Xixuau is an Amazon experience like no other. 30 hours by boat from the tourist lodges of Manaus, far from the nearest road, shop or mobile phone mast, 22 families live in simple wooden huts on the banks of the Xixuau river. I stayed in a maloca: a round, thatched wooden house in the style of the neighbouring Waimiri-Atroari indigenous community, and felt incredibly welcomed by everyone.
Each day my guide asked what I'd like to do; as it was high water season we generally went out in a canoe, paddling through the magical flooded rainforest, 8m above the forest floor. We followed the distant roar of howler monkeys until we found them, the whole forest reverberating around us. Pink dolphins swam between the tree trunks and toucans flew overhead. Trekking through the spectacular forest I learned how they harvest rubber and brazil nuts, and saw the signs of tapirs, armadillos and jaguar.
Food was always good and wholesome, with fruit for breakfast and fresh fish, rice and salad for lunch - I even caught my own piranha!
This is an absolutely wonderful experience for adventurous travellers: there is a wooden bathroom next to the maloca with basic loo and shower, and a generator lights Xixuau in the evening. But the community is in the rainforest, and the rainforest is in the community - and in the maloca! (Fortunately with the exception of mosquitos, which aren't keen on the 'black water' of the Rio Negro tributaries.) This means that without even leaving Xixuau I got to see a sloth, rescued from a flooded tree, eagles, butterlies, caymen and tiny orphaned monkeys adopted by local families.
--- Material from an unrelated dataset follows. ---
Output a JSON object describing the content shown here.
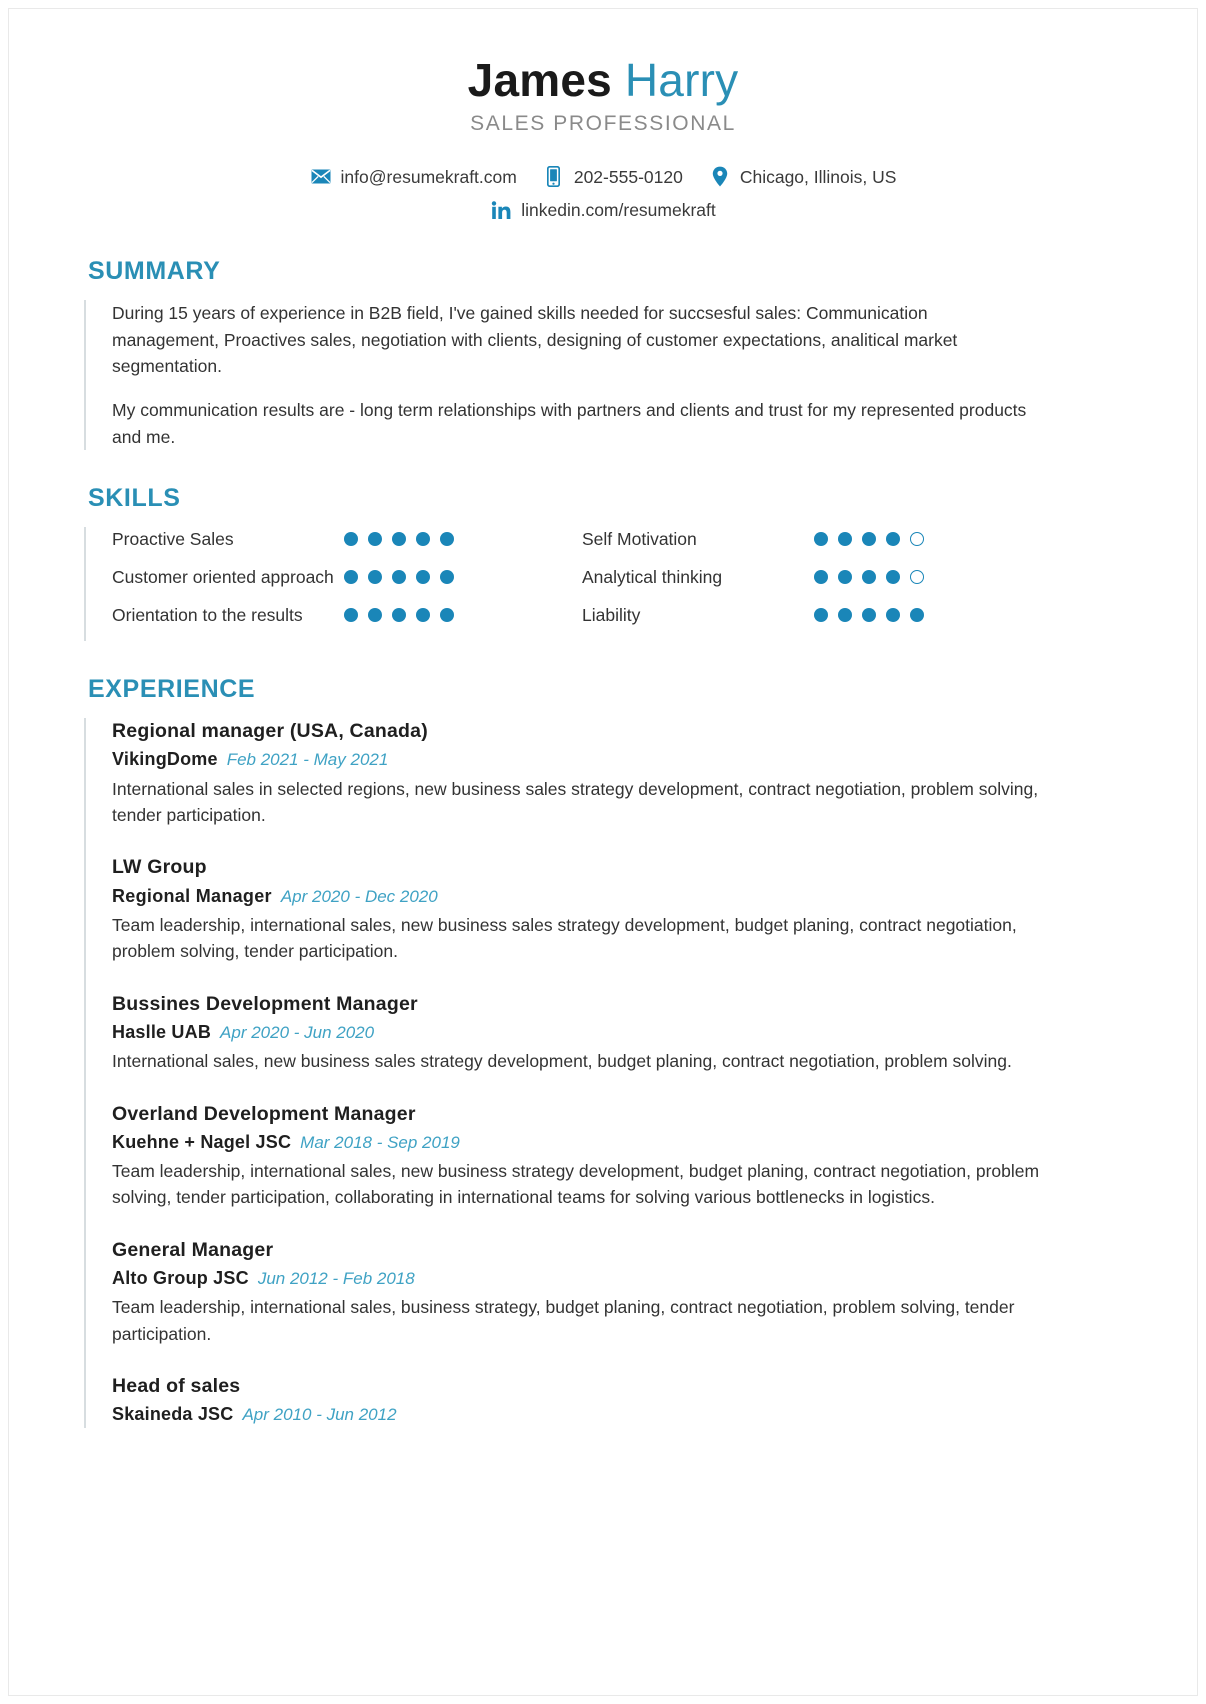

The best thing is that the ecotourism business is truly owned by Xixuau: they have decided for themselves how to use the proceeds, including on food for all the families, investment in a tiny school, boats and a health post. This is sustainable, community-owned ecotourism at its best.